It takes more to be a leader than giving orders. The best leaders embody everything employees should aim to be; they are skillful and motivated to the point that it’s infectious. They speak with authority and garner respect. However, succeeding at the social aspect of leadership is useless if someone doesn’t know how to use his leverage. People expect leaders to know where an organization needs to go and how it can get there, but it takes a lot of thought and work for leaders to create a coherent vision.
Looking at History
The best examples of leaders can usually be found on the battlefield. There are exceptions; Gandhi’s revolution would never have succeeded if he wasn’t bold enough to try nonviolent resistance when he lacked the means to employ force. Likewise, MLK wouldn’t have become an iconic figured without a firm strategy in place to guide those who sought equality. The bloodier parts of history contain examples such as Zhuge Liang; he was a Chinese strategist who employed straw boats during the battle of the red cliffs in order to steal the enemy’s arrows. Everyone can learn something about how to lead by studying their examples, and it’s one reason why every businessman should pick up a copy of Sun Tzu’s “The Art of War.” The modern age is civilized, but battlefields still exist in the form of projects and politics.

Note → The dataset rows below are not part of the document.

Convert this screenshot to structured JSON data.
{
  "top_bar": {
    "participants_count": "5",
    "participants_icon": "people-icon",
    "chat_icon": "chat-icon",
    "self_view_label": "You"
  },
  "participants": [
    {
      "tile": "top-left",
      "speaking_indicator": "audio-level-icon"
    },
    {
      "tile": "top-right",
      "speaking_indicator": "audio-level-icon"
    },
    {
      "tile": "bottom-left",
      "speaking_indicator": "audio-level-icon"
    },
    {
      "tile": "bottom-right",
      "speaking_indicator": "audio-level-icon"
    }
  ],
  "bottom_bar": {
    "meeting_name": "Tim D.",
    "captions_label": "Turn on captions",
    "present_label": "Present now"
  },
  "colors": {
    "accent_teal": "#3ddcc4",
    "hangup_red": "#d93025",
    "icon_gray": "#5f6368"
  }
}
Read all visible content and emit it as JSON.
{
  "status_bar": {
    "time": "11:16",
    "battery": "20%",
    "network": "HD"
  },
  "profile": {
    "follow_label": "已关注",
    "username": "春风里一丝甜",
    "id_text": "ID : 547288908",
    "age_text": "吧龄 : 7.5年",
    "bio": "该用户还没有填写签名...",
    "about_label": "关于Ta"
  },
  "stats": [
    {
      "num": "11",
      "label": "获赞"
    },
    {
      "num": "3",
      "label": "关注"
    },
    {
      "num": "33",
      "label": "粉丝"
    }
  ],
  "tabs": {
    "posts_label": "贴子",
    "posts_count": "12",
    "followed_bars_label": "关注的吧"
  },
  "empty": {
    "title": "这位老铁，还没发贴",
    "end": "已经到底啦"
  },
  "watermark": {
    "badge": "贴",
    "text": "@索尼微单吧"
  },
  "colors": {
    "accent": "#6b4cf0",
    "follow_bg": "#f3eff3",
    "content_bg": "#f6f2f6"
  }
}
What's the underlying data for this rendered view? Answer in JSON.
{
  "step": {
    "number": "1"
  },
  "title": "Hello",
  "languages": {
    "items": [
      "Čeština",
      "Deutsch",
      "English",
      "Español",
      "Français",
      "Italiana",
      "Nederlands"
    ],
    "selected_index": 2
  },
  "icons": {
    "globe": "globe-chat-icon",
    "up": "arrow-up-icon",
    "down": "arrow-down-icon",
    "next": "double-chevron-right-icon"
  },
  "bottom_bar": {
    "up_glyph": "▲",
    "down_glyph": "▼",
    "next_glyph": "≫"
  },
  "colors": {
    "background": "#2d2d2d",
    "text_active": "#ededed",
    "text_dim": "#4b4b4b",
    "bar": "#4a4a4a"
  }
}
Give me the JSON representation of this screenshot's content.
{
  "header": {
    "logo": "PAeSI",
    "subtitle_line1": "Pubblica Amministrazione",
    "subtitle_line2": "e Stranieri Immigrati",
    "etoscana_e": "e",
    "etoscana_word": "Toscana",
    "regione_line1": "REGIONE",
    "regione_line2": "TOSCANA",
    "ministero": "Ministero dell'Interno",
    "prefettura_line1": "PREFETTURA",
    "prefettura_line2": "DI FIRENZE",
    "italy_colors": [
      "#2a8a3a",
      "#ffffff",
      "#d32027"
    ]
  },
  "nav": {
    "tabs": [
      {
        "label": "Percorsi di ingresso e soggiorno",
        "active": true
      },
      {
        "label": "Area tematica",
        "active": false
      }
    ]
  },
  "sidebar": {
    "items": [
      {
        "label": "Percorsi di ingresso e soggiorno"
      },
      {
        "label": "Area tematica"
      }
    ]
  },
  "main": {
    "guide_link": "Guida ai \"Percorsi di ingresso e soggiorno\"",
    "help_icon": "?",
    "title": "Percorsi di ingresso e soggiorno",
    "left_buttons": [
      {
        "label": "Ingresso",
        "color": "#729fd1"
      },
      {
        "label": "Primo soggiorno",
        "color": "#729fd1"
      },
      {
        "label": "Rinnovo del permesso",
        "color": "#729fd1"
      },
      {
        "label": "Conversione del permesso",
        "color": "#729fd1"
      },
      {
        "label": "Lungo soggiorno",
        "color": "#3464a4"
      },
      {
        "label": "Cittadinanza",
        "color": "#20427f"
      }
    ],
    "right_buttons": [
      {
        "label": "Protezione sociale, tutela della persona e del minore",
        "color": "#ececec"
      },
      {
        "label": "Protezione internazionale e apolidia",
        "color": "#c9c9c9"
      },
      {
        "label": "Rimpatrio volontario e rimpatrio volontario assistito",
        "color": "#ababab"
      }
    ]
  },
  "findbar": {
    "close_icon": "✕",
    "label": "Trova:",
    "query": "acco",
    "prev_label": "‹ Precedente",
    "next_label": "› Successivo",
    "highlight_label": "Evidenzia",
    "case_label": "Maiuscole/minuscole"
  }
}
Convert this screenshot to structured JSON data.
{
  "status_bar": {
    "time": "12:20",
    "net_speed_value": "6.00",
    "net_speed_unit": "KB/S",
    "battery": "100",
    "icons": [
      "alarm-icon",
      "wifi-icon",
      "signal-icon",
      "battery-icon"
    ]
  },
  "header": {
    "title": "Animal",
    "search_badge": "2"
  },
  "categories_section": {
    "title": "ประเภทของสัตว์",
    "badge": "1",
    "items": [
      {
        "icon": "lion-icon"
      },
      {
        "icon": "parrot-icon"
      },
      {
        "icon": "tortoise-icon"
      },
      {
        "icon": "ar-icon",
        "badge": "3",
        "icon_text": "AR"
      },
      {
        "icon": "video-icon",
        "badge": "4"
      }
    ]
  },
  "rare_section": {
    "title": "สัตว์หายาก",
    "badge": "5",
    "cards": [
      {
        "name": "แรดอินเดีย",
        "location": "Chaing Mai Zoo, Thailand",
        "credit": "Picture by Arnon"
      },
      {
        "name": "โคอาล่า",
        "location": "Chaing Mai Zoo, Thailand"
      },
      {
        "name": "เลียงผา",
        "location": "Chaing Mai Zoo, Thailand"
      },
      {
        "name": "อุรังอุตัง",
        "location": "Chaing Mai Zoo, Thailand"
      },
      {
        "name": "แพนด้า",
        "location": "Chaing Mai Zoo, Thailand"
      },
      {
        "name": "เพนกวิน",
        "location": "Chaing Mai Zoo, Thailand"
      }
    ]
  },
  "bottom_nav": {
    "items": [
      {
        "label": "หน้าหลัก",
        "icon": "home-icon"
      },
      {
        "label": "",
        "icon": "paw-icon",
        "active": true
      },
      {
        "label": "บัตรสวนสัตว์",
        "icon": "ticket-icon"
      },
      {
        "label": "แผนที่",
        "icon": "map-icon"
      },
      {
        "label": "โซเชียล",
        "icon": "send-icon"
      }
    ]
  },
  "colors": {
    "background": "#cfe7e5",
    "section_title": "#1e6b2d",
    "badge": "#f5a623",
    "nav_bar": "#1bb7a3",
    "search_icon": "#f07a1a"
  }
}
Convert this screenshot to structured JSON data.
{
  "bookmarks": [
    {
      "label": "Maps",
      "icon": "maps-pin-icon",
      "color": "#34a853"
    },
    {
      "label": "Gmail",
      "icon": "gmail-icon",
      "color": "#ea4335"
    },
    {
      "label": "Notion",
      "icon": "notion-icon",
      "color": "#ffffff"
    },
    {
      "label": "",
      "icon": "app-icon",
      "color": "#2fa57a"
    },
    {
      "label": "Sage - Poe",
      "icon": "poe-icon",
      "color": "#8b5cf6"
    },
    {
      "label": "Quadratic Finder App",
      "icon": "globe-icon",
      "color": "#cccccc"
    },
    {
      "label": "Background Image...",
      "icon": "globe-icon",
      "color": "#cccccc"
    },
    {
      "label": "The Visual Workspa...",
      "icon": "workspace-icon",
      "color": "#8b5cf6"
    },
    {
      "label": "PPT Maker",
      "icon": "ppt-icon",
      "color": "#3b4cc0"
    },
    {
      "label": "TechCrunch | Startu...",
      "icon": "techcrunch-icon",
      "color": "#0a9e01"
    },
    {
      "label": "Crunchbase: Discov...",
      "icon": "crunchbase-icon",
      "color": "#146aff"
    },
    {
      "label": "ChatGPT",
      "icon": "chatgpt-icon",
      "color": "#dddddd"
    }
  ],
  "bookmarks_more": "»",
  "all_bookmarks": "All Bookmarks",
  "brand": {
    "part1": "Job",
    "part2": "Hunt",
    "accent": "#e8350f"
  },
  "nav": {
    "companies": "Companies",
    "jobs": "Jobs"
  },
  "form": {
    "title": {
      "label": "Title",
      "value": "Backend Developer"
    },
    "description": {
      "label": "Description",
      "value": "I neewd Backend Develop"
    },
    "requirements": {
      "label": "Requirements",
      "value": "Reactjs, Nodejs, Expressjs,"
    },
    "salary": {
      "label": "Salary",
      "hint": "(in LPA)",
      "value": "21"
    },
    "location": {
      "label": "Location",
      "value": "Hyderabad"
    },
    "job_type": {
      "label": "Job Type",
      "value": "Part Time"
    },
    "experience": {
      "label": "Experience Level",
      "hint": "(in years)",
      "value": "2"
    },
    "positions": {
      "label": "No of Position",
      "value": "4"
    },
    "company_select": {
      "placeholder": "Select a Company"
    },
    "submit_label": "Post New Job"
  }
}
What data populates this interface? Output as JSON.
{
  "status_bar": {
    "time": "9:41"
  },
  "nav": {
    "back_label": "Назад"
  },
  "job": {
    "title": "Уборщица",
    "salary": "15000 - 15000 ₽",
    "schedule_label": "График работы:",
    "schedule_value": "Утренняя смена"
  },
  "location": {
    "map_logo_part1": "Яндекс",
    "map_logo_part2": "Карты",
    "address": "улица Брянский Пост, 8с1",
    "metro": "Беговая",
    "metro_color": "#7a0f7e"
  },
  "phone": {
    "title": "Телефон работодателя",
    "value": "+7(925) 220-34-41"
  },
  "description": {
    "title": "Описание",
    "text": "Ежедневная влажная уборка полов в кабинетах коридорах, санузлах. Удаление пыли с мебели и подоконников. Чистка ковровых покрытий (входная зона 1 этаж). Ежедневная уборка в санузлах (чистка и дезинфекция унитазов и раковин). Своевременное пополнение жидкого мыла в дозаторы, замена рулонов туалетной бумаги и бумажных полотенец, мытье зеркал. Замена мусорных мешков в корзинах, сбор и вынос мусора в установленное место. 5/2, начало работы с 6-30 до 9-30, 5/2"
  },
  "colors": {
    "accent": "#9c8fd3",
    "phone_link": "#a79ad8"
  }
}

The specific strategies have to be thought up according to circumstance, but there are principles that should be second nature to strategic leaders. The ability to think critically is the foundation for everything else. Someone who accepts what he hears without question or research is bound to be led astray by false trends or dishonest employees. Critical thought is also crucial for the development of original ideas, and original ideas are the lifeblood of massively successful enterprises.
Leaders need to be capable of accurately predicting future developments, and that means they need to be especially well-informed about things that are happening in the present. They need to be forward-looking while placing value on their peripheral vision; innovations often arise from the most surprising places within an industry, and maintaining a large network of connections is key to ensuring that key trends are discovered while there’s time to capitalize on them.
Comfort in the Unknown
It’s human nature to dislike ambiguity, but good leaders need to be comfortable with making decisions when not everything is known. A leader who hesitates is seen as weak, and he loses the respect of those beneath him. That’s why he needs to hone his senses so that he knows how to weigh the risks and rewards of the actions his organization could take, and once he’s done that he needs to be able to accept the outcome regardless of what it is.
The most important trait of any leader is adaptability. It doesn’t matter if a strategy fails as long as it leads to improvements in the future. Leaders need to push beyond their personal comfort zones and absorb as much information as possible. They need to be able to synthesize their knowledge into workable theories that strike a chord on an emotional level with their employees. They need to know when to compromise and when to stand firm. It’s hard to achieve the right balance, but there are no limits to profit and progress once it has been accomplished.
Kelly Smith is an avid education blogger. If you enjoy filling leadership roles, you may want to look into strategic leadership programs such as those offered by New England College and University of Connecticut.